The government would borrow about $112 billion to make Social Security whole. Advocates and some lawmakers worry that relying on borrowed money to fund Social Security could eventually force it to compete with other federal programs for scarce dollars, leading to cuts.

Social Security taxes "ought to be held sacrosanct," said Rep. Earl Pomeroy, D-N.D., chairman of the House Ways and Means subcommittee on Social Security.

"When you start to signal that the (Social Security) tax levels are negotiable, you end up in long-term trouble, I think, in terms of making absolutely certain that the entitlement funding streams are secure," Pomeroy said.

Social Security is funded by a 6.2 percent payroll tax on the first $106,800 earned by a worker. The tax is matched by employers. The package negotiated by Obama would reduce the tax paid by workers to 4.2 percent for 2011. Employer rates would stay unchanged.

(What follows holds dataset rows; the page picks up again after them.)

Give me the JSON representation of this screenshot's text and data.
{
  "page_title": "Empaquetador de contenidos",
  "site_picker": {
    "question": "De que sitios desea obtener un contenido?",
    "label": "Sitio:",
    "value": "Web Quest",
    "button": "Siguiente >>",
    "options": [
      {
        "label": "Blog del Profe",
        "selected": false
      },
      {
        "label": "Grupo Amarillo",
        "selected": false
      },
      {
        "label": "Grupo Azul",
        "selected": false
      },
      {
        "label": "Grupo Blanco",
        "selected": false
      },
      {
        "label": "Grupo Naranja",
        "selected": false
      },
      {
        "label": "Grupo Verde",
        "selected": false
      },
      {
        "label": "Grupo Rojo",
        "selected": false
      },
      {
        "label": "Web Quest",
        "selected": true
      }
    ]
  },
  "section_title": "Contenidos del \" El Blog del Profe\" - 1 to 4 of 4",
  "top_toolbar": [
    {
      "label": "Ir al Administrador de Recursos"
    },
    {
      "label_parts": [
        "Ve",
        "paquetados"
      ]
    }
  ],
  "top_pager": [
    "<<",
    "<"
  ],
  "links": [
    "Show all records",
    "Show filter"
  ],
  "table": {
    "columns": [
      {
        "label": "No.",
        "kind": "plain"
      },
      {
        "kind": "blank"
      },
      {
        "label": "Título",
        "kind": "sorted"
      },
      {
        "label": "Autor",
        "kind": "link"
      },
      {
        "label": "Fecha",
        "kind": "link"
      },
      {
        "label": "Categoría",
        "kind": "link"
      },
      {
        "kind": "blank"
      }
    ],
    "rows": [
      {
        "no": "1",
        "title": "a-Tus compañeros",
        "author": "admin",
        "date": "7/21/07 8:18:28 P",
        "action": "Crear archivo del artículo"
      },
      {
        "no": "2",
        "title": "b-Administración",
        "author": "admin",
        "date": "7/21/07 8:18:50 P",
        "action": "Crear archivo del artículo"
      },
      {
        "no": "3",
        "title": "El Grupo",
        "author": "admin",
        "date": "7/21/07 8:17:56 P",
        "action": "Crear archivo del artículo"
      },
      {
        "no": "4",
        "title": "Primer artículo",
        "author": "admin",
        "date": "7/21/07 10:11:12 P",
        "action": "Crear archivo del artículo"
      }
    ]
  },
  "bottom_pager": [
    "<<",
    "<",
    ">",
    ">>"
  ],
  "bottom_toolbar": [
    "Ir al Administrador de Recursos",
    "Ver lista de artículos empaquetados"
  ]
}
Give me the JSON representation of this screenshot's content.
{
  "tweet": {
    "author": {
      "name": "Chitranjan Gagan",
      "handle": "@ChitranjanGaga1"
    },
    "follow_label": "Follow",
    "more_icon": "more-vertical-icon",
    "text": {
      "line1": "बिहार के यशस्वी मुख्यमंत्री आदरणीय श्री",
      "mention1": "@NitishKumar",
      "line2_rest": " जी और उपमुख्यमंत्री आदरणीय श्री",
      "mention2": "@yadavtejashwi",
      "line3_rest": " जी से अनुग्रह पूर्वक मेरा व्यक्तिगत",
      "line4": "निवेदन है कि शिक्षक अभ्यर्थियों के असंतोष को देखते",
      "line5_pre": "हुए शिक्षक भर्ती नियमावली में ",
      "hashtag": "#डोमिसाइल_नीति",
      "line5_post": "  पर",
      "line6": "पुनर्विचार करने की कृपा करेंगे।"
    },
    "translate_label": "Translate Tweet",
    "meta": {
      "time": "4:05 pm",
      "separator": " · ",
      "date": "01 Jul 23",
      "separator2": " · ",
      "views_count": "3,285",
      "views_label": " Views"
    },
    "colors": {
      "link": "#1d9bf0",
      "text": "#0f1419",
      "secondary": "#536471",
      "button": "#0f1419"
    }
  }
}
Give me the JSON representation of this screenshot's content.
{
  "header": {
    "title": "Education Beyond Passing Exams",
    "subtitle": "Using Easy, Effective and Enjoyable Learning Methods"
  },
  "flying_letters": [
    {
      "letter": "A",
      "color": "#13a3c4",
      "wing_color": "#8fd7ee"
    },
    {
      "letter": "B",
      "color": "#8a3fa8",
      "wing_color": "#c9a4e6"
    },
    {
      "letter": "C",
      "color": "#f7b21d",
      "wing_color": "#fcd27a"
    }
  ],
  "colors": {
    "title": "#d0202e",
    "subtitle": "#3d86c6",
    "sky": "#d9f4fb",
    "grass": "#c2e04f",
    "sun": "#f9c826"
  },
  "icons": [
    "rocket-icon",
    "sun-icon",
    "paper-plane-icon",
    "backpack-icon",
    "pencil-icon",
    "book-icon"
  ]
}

Obama administration officials say that a payroll tax cut is an efficient way to stimulate the economy by immediately increasing take home pay for about 155 million workers. The nonpartisan Congressional Budget Office agrees, and many business groups and Republicans support it.

"What came out of the compromise was the idea of the payroll tax holiday, which, frankly, a huge number of economists and other experts had been talking about over the last two years with a lot of support in both political parties," said Larry Summers, Obama's chief economic adviser.

The United Auto Workers endorsed the deal, saying, "Working families will likely spend this money in their local communities, creating jobs and stimulating overall growth."

The payroll tax cut is part of a larger package negotiated by Obama and GOP lawmakers to extend a sweeping array of Bush era tax cuts that expire at the end of the month. Some Democratic lawmakers have balked at the plan, saying it is tilted too much in favor of the rich.